**PROBLEM**
Pull every line containing "public" out of the listing below.

**RECORDS TO USE**
########################################
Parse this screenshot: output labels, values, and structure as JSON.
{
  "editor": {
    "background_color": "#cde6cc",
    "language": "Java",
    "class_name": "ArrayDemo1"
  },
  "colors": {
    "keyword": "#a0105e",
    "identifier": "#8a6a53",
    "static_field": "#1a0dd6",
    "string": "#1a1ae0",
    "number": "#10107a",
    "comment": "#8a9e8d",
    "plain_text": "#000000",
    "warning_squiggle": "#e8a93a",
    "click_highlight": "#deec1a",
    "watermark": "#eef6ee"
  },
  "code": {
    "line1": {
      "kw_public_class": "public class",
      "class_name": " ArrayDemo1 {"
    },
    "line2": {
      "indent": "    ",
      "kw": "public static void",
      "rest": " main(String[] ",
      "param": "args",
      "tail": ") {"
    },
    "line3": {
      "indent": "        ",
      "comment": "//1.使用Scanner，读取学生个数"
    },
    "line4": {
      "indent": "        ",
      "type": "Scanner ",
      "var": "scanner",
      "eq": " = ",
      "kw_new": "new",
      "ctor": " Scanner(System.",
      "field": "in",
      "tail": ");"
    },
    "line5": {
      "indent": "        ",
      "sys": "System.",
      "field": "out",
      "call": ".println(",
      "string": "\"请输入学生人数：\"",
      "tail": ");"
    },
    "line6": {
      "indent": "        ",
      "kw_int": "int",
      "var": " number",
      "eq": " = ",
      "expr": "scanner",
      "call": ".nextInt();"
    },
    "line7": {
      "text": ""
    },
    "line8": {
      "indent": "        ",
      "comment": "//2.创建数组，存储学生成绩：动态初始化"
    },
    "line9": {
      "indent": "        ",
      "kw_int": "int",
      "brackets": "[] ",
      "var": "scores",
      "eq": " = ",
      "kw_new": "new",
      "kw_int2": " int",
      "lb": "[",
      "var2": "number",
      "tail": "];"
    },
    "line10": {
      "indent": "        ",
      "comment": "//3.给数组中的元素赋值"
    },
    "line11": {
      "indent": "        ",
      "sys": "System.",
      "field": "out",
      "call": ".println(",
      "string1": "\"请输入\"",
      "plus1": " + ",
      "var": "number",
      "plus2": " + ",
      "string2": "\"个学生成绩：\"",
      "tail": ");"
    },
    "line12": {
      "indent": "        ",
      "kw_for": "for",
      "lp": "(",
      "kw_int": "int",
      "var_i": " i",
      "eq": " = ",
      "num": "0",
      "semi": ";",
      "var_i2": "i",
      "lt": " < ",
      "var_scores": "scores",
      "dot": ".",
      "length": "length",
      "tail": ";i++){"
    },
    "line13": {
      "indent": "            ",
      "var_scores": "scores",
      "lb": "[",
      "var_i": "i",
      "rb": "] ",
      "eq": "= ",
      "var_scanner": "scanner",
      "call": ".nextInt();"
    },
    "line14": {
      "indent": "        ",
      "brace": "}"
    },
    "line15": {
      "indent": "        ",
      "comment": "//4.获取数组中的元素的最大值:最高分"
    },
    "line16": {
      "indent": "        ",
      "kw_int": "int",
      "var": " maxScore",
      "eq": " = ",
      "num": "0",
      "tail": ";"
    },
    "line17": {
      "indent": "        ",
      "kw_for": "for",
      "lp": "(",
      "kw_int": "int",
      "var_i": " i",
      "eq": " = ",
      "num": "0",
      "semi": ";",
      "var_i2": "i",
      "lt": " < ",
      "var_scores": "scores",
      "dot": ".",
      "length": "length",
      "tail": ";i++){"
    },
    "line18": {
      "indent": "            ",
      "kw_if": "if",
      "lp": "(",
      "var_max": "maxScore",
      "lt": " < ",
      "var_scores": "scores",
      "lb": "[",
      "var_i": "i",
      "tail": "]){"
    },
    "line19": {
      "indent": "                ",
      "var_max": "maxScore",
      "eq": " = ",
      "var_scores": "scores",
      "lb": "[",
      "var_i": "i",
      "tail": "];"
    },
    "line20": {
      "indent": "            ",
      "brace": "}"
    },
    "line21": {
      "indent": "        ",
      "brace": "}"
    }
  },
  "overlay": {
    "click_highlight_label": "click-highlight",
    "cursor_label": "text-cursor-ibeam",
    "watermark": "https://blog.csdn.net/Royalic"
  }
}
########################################
**YOUR SOLUTION**
      "kw_public_class": "public class",
      "kw": "public static void",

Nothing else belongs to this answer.